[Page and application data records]
::::::::

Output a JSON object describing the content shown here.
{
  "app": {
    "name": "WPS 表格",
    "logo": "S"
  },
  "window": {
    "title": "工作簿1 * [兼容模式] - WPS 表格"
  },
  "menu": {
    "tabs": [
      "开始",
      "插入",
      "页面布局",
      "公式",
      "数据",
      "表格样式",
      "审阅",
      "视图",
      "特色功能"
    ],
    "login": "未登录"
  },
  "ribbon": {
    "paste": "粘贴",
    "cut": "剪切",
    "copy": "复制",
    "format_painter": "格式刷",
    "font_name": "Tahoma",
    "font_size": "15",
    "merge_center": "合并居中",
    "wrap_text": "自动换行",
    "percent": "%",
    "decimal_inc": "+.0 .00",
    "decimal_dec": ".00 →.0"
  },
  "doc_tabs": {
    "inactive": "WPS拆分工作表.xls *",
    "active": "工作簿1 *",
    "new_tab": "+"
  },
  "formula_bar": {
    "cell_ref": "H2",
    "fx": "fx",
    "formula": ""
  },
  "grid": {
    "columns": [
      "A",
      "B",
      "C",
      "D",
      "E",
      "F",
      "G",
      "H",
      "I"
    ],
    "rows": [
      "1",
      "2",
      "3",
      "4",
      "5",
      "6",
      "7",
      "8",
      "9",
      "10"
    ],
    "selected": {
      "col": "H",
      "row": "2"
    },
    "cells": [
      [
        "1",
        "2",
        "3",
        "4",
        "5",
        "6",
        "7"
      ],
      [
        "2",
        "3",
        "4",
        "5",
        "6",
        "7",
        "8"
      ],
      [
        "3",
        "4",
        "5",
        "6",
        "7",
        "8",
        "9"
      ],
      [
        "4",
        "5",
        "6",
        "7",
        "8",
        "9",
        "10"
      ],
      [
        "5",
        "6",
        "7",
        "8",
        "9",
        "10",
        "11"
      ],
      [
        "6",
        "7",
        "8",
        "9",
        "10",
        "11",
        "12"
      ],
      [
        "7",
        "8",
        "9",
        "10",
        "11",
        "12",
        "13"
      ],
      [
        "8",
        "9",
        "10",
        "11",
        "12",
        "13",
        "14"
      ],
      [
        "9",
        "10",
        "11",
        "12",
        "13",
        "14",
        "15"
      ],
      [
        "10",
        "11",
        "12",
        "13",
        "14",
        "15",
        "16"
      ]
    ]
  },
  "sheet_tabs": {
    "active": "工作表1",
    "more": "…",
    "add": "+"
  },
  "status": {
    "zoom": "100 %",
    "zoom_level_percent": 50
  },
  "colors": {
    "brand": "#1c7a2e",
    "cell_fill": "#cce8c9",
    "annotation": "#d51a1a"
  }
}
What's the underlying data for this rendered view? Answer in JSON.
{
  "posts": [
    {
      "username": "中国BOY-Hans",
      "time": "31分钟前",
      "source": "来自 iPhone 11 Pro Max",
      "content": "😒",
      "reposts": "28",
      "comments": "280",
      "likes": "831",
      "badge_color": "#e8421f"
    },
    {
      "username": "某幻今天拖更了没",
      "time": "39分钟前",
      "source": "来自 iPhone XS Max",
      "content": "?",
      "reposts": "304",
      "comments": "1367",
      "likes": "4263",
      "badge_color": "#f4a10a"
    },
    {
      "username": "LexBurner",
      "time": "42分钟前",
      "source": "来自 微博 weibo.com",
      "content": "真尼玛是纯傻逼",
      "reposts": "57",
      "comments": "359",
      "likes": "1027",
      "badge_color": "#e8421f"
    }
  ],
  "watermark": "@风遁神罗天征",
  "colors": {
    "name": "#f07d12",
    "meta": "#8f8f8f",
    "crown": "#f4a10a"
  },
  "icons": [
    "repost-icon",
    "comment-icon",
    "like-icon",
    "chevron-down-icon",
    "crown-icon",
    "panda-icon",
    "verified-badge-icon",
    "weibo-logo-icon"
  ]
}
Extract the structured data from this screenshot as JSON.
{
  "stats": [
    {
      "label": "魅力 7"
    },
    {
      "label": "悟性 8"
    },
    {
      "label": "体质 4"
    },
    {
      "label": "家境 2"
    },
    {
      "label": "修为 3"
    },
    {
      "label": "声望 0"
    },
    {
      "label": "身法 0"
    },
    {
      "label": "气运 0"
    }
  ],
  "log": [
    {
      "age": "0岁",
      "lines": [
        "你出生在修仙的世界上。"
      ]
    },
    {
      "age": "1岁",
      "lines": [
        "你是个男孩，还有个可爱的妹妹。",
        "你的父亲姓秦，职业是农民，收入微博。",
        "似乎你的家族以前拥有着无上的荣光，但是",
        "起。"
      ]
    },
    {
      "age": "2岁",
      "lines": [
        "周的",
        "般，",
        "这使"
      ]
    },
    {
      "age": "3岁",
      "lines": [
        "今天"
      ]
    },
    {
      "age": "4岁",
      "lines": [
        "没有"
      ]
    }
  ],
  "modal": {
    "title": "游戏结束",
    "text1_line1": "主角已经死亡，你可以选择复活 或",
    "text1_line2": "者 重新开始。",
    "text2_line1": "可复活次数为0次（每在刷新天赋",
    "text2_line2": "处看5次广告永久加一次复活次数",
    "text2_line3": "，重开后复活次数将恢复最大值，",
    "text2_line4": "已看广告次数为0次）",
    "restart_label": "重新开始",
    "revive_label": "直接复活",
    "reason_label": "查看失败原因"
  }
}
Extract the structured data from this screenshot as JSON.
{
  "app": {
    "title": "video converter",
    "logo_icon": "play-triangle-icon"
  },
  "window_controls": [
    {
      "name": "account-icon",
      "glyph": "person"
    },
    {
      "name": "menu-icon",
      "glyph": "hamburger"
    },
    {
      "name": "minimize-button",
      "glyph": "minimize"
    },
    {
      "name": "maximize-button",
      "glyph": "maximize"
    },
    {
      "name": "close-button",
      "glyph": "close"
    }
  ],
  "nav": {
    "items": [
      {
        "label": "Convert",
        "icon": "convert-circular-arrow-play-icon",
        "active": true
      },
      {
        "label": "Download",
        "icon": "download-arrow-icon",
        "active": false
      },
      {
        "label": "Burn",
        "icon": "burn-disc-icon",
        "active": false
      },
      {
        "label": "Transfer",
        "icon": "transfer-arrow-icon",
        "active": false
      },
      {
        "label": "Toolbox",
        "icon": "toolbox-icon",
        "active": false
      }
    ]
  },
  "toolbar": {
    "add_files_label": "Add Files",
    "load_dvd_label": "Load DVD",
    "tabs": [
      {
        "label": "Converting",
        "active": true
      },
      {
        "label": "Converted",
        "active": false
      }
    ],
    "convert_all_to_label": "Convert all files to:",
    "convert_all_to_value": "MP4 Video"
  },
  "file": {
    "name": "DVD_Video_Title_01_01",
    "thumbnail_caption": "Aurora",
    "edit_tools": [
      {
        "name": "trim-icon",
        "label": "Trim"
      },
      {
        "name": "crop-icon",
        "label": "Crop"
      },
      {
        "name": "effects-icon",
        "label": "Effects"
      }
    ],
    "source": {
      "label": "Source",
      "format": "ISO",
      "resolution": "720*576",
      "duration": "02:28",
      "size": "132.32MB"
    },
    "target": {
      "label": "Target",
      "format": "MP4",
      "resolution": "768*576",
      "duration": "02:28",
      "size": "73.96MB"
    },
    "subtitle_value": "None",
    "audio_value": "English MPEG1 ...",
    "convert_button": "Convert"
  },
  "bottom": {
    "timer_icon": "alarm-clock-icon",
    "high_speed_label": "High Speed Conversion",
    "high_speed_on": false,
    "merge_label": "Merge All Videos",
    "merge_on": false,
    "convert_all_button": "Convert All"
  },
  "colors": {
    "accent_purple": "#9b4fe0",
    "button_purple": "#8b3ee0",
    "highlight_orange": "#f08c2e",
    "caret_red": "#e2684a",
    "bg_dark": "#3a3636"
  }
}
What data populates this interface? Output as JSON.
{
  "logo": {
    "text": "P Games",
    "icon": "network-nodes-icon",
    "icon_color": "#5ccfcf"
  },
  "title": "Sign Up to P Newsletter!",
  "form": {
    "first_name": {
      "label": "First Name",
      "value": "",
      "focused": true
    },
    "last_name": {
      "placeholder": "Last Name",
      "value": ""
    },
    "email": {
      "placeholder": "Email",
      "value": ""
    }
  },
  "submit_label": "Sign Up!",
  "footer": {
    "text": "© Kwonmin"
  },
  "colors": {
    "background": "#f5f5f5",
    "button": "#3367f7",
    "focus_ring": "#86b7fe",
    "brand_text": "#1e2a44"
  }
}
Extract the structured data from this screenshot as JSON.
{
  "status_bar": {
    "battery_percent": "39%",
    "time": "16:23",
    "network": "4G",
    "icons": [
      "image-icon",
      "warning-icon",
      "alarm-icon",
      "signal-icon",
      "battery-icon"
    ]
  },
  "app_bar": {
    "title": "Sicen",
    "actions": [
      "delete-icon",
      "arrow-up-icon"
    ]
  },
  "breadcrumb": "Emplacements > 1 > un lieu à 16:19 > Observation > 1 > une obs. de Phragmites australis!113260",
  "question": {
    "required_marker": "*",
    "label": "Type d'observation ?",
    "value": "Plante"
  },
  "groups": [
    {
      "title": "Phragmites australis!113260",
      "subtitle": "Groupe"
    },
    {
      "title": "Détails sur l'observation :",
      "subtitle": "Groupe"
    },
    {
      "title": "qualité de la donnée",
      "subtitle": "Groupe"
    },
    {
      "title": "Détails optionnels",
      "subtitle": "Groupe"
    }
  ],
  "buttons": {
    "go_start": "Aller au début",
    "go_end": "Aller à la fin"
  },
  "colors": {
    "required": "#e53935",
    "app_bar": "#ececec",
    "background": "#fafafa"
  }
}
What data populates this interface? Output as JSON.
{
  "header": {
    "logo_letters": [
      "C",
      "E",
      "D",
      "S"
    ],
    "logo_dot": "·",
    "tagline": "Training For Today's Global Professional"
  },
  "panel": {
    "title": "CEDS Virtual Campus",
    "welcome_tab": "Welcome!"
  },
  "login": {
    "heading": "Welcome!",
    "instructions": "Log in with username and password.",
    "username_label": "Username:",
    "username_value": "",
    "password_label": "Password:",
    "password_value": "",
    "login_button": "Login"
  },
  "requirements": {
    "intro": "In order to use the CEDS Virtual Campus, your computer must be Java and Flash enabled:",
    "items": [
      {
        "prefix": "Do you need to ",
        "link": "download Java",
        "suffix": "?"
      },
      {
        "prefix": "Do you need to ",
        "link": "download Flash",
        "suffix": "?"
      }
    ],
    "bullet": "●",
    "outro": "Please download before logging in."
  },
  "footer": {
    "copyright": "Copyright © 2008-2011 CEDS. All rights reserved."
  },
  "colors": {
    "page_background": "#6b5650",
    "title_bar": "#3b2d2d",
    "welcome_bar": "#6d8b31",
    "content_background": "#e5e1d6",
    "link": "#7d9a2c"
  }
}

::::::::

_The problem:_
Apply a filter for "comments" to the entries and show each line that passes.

_Task output:_
      "comments": "280",
      "comments": "1367",
      "comments": "359",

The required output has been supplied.